Unfortunately, maximizing the advantages of your 401K plan isn’t an easy task. It requires a certain level of knowledge and experience that you might not have. And that’s why you hired an advisor to help you run it.
But do you know for certain that your advisor is doing his or her job correctly? That he is the type of financial advisor you need? Is your advisor truly offering you the insights and recommendations that you need to maximize the plan’s benefits? Without the right advisor on your side to help, both you and your employees will lose out.
Consider these factors that make a good 401K advisor.
The large majority (over 98%) of the 330,000 financial advisors in the United States manage less than ten 401K plans, according to the Retirement Advisor University. And 75% of these advisors manage three plans or less.
What does this mean? That most advisors don’t specialize in retirement plans. Many financial advisors simply take on the management of 401K plans because a friend, acquaintance, or family member has asked them to. They think that because they’re financial advisors, they’ll know enough to get by and run the plan efficiently enough. Why not? It’s extra work for them.
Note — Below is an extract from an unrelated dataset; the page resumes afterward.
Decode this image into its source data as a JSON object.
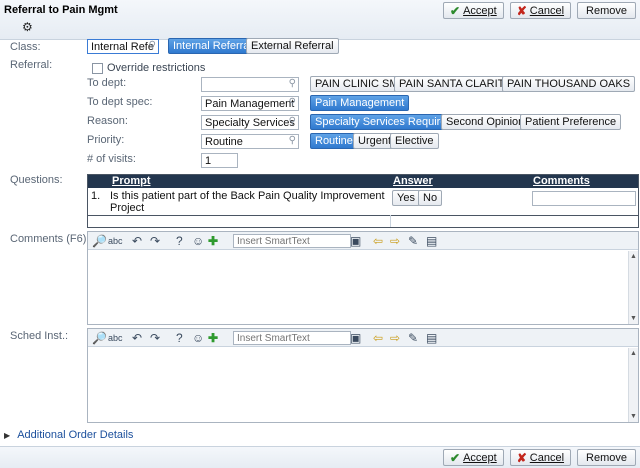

Chances are, your financial advisor is in the large majority that doesn’t specialize in retirement plans, especially if he’s a friend or was referred by one. And for this reason, he might not be the right advisor for your needs.
Consider your advisor’s credentials. Does he go to conferences? Did he dedicate the time to become accredited in this subject? Does he keep up with retirement plan best practices and trends? Does he, honestly, have much more experience than you do managing these plans? The answers to these questions can help you determine whether or not you’re relying on a good advisor.
An advisor who serves as a fiduciary on your plan is one that you can trust because he is personally liable for it. He holds a legal or ethical relationship of trust. Do you know if your advisor is named as a fiduciary to your plan as a 3(21) or a 3(38) fiduciary, as defined under ERISA, the federal statutes governing retirement plans? Does he have fiduciary accreditation, such as AIF® or Accredited Investment Fiduciary®?
The fiduciary duty is the highest standard of care and helps ensure that your advisor is putting your interest above his own, that no conflicts of interests exist, and that no personal profits will be made by the advisor. It also means that the advisor is responsible for making sure that the investment advice he gives is complete and accurate, that the analysis is as thorough as possible, and that he strives to trade securities with the best combination of efficient execution and low cost. When you hire a fiduciary, you’ll know that your best interests are top priority.
Communication and Involvement
Far too many business owners will say that the last time they talked to their 401K advisor was when they bought their plans. A good advisor will stay in constant and direct communication with you. He will keep you up to date, offer suggestions and advice, and will take an active involvement role in the plan’s management. A good advisor will be committed to educating you and your employees in order to garner high levels of participation and maximize the plan’s benefit.